* **Saved data entries**
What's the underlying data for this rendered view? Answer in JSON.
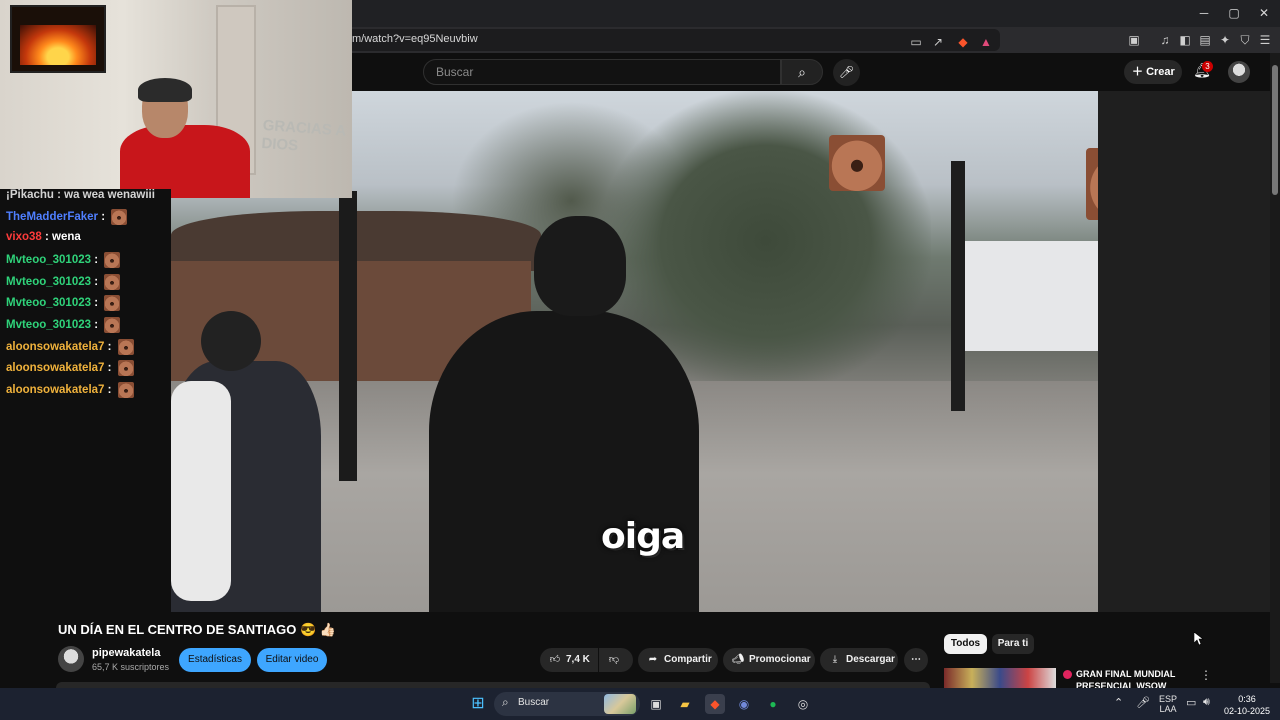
{
  "browser": {
    "url": "m/watch?v=eq95Neuvbiw",
    "window_controls": {
      "minimize": "─",
      "maximize": "▢",
      "close": "✕"
    }
  },
  "youtube_header": {
    "search_placeholder": "Buscar",
    "create_label": "Crear",
    "notification_count": "3"
  },
  "video": {
    "caption": "oiga"
  },
  "webcam": {
    "wall_text": "GRACIAS A DIOS"
  },
  "chat": {
    "partial_top": "¡Pikachu : wa wea wenawiii",
    "messages": [
      {
        "user": "TheMadderFaker",
        "color": "#4f7fff",
        "message": "",
        "emote": true
      },
      {
        "user": "vixo38",
        "color": "#ff3b3b",
        "message": "wena",
        "emote": false
      },
      {
        "user": "Mvteoo_301023",
        "color": "#2fd37a",
        "message": "",
        "emote": true
      },
      {
        "user": "Mvteoo_301023",
        "color": "#2fd37a",
        "message": "",
        "emote": true
      },
      {
        "user": "Mvteoo_301023",
        "color": "#2fd37a",
        "message": "",
        "emote": true
      },
      {
        "user": "Mvteoo_301023",
        "color": "#2fd37a",
        "message": "",
        "emote": true
      },
      {
        "user": "aloonsowakatela7",
        "color": "#f0b23c",
        "message": "",
        "emote": true
      },
      {
        "user": "aloonsowakatela7",
        "color": "#f0b23c",
        "message": "",
        "emote": true
      },
      {
        "user": "aloonsowakatela7",
        "color": "#f0b23c",
        "message": "",
        "emote": true
      }
    ]
  },
  "video_info": {
    "title": "UN DÍA EN EL CENTRO DE SANTIAGO 😎 👍🏻",
    "channel_name": "pipewakatela",
    "subscribers": "65,7 K suscriptores",
    "stats_button": "Estadísticas",
    "edit_button": "Editar video",
    "like_count": "7,4 K",
    "share_label": "Compartir",
    "promote_label": "Promocionar",
    "download_label": "Descargar"
  },
  "recommendations": {
    "chips": [
      "Todos",
      "Para ti"
    ],
    "first_title": "GRAN FINAL MUNDIAL PRESENCIAL WSOW"
  },
  "taskbar": {
    "search_text": "Buscar",
    "language": "ESP",
    "language_sub": "LAA",
    "time": "0:36",
    "date": "02-10-2025"
  },
  "colors": {
    "accent_blue": "#3ea6ff",
    "background": "#0f0f0f",
    "notification_red": "#cc0000"
  }
}
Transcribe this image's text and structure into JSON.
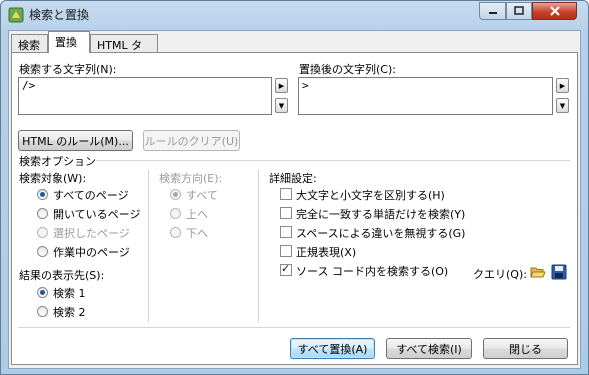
{
  "window": {
    "title": "検索と置換"
  },
  "tabs": [
    {
      "label": "検索",
      "active": false
    },
    {
      "label": "置換",
      "active": true
    },
    {
      "label": "HTML タグ",
      "active": false
    }
  ],
  "find": {
    "label": "検索する文字列(N):",
    "value": "/>"
  },
  "replace": {
    "label": "置換後の文字列(C):",
    "value": ">"
  },
  "buttons": {
    "html_rules": "HTML のルール(M)...",
    "clear_rules": "ルールのクリア(U)",
    "replace_all": "すべて置換(A)",
    "find_all": "すべて検索(I)",
    "close": "閉じる"
  },
  "options": {
    "title": "検索オプション",
    "target": {
      "title": "検索対象(W):",
      "items": [
        {
          "label": "すべてのページ",
          "checked": true,
          "enabled": true
        },
        {
          "label": "開いているページ",
          "checked": false,
          "enabled": true
        },
        {
          "label": "選択したページ",
          "checked": false,
          "enabled": false
        },
        {
          "label": "作業中のページ",
          "checked": false,
          "enabled": true
        }
      ]
    },
    "direction": {
      "title": "検索方向(E):",
      "items": [
        {
          "label": "すべて",
          "checked": true
        },
        {
          "label": "上へ",
          "checked": false
        },
        {
          "label": "下へ",
          "checked": false
        }
      ]
    },
    "results": {
      "title": "結果の表示先(S):",
      "items": [
        {
          "label": "検索 1",
          "checked": true
        },
        {
          "label": "検索 2",
          "checked": false
        }
      ]
    },
    "advanced": {
      "title": "詳細設定:",
      "items": [
        {
          "label": "大文字と小文字を区別する(H)",
          "checked": false
        },
        {
          "label": "完全に一致する単語だけを検索(Y)",
          "checked": false
        },
        {
          "label": "スペースによる違いを無視する(G)",
          "checked": false
        },
        {
          "label": "正規表現(X)",
          "checked": false
        },
        {
          "label": "ソース コード内を検索する(O)",
          "checked": true
        }
      ]
    },
    "query_label": "クエリ(Q):"
  },
  "icons": {
    "open": "folder-open-icon",
    "save": "floppy-disk-icon"
  },
  "colors": {
    "title_bar": "#b9d1ea",
    "close_button": "#c7442d",
    "accent": "#3c7fb1"
  }
}
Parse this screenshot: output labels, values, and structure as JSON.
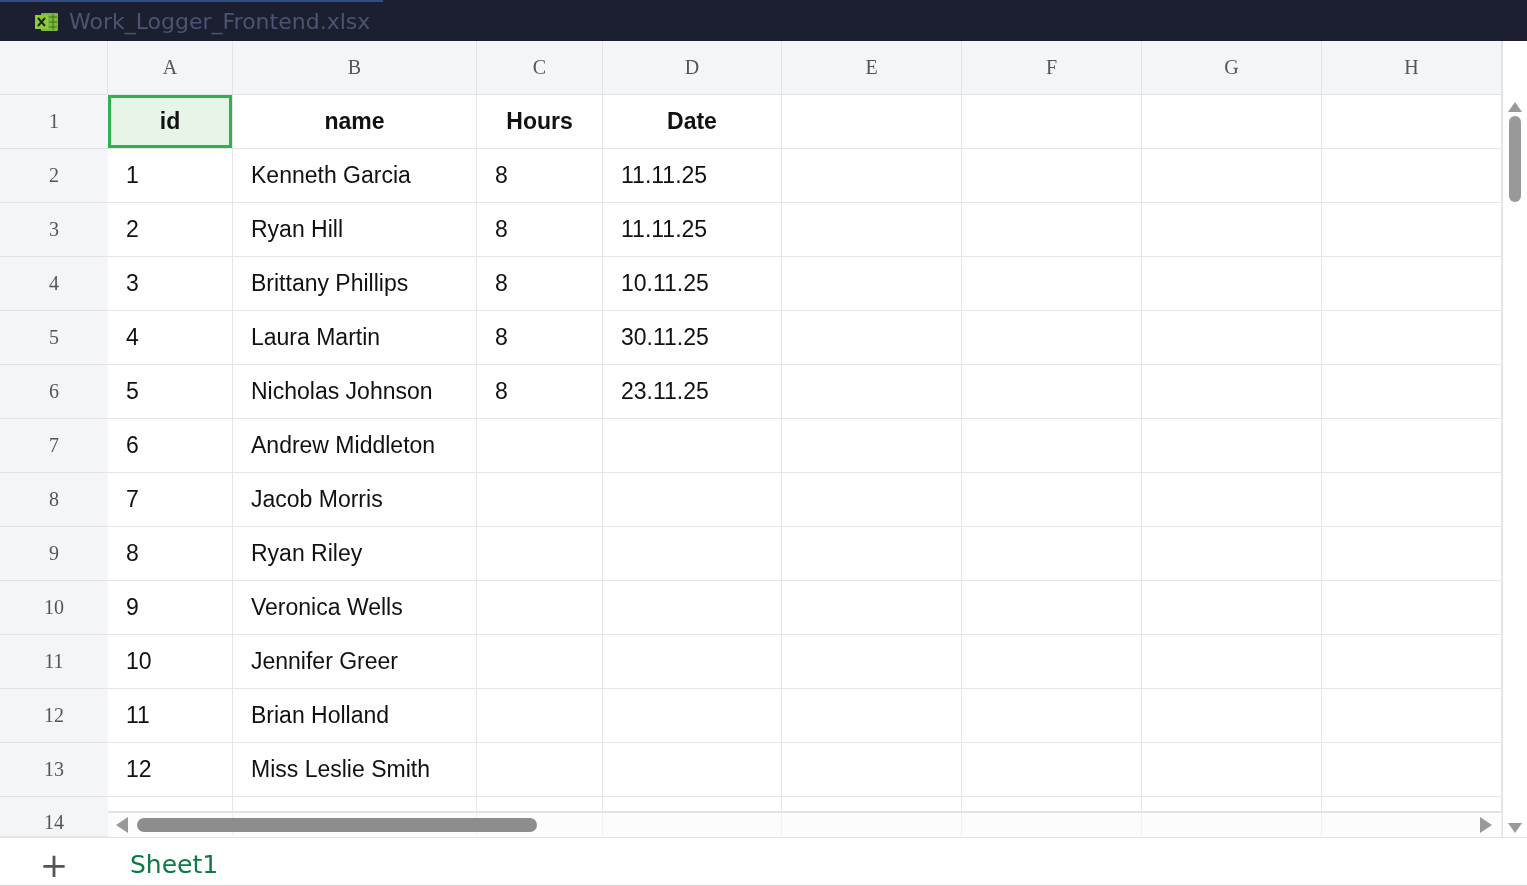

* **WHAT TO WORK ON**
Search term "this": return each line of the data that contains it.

* **RESPONSE BOX**
What's the underlying data for this rendered view? Answer in JSON.
Transcribe this image's text and structure into JSON.
Parse this screenshot: output labels, values, and structure as JSON.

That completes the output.